Having said that, I'm making a moral argument about discrimination, not a Constitutional argument. What applies under the equal protection clause of the 14th amendment is not particularly relevant (until this issue comes up before SCOTUS, which is not going to happen next week). Under current law, if they pass Prop 8, gay marriages will be invalid in the state of California.

Kevin Bourrillion said...

"I know lesbians and gays who have been together for decades: through pain, and joy, and hardship, and victory. I've seen the love in their eyes when they were finally able to say those vows to each other and have it mean something in the eyes of society."

And that is exactly what has the religious right so terrified. If society really sees that same-sex couples are regular people like the rest of us, not crazed perverts living on the margins of decency, it reveals to everyone how foolish all their railings against the sins of homosexuality have been.

Proposition 8 is an atrocity.

Unknown said...

California, a land of state-sanctioned sex. I am so sorry for you guys.

Jeremy Manson said...

It's pathetic.

At this point, arguably, we should just ban all marriages, and find a way for our domestic partnerships to be recognized as marriages federally and in other jurisdictions.

burtonator said...

I voted no..... very sad that this wasn't soundly defeated.

Anonymous said...
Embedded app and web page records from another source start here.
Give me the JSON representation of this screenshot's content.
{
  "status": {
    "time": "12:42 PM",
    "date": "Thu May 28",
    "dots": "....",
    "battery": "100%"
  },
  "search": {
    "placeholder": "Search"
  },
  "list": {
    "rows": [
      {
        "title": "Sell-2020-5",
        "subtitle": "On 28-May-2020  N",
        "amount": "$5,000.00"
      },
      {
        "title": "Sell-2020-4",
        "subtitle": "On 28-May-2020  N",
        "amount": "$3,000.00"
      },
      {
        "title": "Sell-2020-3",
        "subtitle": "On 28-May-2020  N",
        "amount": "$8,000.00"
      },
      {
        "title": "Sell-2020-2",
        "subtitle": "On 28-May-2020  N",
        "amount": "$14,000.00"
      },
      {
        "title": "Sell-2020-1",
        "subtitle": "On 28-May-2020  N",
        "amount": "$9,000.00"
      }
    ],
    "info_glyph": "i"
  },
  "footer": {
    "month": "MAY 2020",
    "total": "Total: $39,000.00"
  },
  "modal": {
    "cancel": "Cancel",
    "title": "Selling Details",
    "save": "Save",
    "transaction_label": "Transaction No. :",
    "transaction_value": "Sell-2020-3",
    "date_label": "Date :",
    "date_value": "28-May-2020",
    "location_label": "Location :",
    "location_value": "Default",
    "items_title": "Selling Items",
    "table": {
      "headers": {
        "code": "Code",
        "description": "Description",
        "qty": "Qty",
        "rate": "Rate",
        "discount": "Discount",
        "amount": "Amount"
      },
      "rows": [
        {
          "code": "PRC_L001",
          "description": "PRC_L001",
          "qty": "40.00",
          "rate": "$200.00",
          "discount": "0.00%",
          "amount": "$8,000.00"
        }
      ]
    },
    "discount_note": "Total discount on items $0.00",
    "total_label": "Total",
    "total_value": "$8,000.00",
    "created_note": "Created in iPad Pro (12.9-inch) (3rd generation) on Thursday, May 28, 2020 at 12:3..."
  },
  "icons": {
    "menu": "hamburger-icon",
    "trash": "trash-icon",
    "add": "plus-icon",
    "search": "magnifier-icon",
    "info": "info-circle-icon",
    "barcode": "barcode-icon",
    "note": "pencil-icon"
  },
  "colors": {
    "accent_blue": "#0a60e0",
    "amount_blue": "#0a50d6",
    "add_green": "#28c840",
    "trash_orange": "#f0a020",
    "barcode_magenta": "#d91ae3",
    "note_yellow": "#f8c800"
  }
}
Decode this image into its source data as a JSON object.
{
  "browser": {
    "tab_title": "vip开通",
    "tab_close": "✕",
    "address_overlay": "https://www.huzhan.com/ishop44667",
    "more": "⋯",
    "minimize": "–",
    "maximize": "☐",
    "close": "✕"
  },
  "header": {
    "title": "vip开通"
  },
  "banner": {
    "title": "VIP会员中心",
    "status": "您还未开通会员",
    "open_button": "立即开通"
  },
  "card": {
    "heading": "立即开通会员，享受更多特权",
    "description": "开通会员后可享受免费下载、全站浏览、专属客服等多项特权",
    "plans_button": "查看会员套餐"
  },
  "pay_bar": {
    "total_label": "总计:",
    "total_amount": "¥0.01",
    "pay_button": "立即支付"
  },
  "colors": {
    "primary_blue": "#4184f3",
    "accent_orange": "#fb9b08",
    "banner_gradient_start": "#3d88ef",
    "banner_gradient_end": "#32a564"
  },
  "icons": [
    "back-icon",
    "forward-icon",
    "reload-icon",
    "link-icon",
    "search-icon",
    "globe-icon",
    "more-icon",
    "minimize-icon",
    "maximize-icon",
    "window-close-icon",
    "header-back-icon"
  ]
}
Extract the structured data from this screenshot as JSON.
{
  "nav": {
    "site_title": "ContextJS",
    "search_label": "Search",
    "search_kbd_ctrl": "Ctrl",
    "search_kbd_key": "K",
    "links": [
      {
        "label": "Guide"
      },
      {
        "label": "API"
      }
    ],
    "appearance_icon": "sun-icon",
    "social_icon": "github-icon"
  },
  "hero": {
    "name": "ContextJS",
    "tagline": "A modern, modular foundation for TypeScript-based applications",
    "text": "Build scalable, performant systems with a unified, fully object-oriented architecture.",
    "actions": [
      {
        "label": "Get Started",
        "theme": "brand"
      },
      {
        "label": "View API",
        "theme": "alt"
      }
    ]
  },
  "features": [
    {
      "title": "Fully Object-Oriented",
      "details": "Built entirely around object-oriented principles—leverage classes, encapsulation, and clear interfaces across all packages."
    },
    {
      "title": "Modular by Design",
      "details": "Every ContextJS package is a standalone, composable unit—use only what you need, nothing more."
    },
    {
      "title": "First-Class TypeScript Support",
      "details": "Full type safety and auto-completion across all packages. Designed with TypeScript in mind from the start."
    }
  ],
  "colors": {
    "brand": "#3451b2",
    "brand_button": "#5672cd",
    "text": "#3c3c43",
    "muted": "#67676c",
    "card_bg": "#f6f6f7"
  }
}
I am a libertarian as well, and I do believe that it's not government's job to direct a person's business. That includes, also, government not making its business to tell me whether I marry a man or a woman. Government's job is not to "define" marriage. It is to "execute" nad "recognize" marriage between two individuals regardless of their XOR gender or not.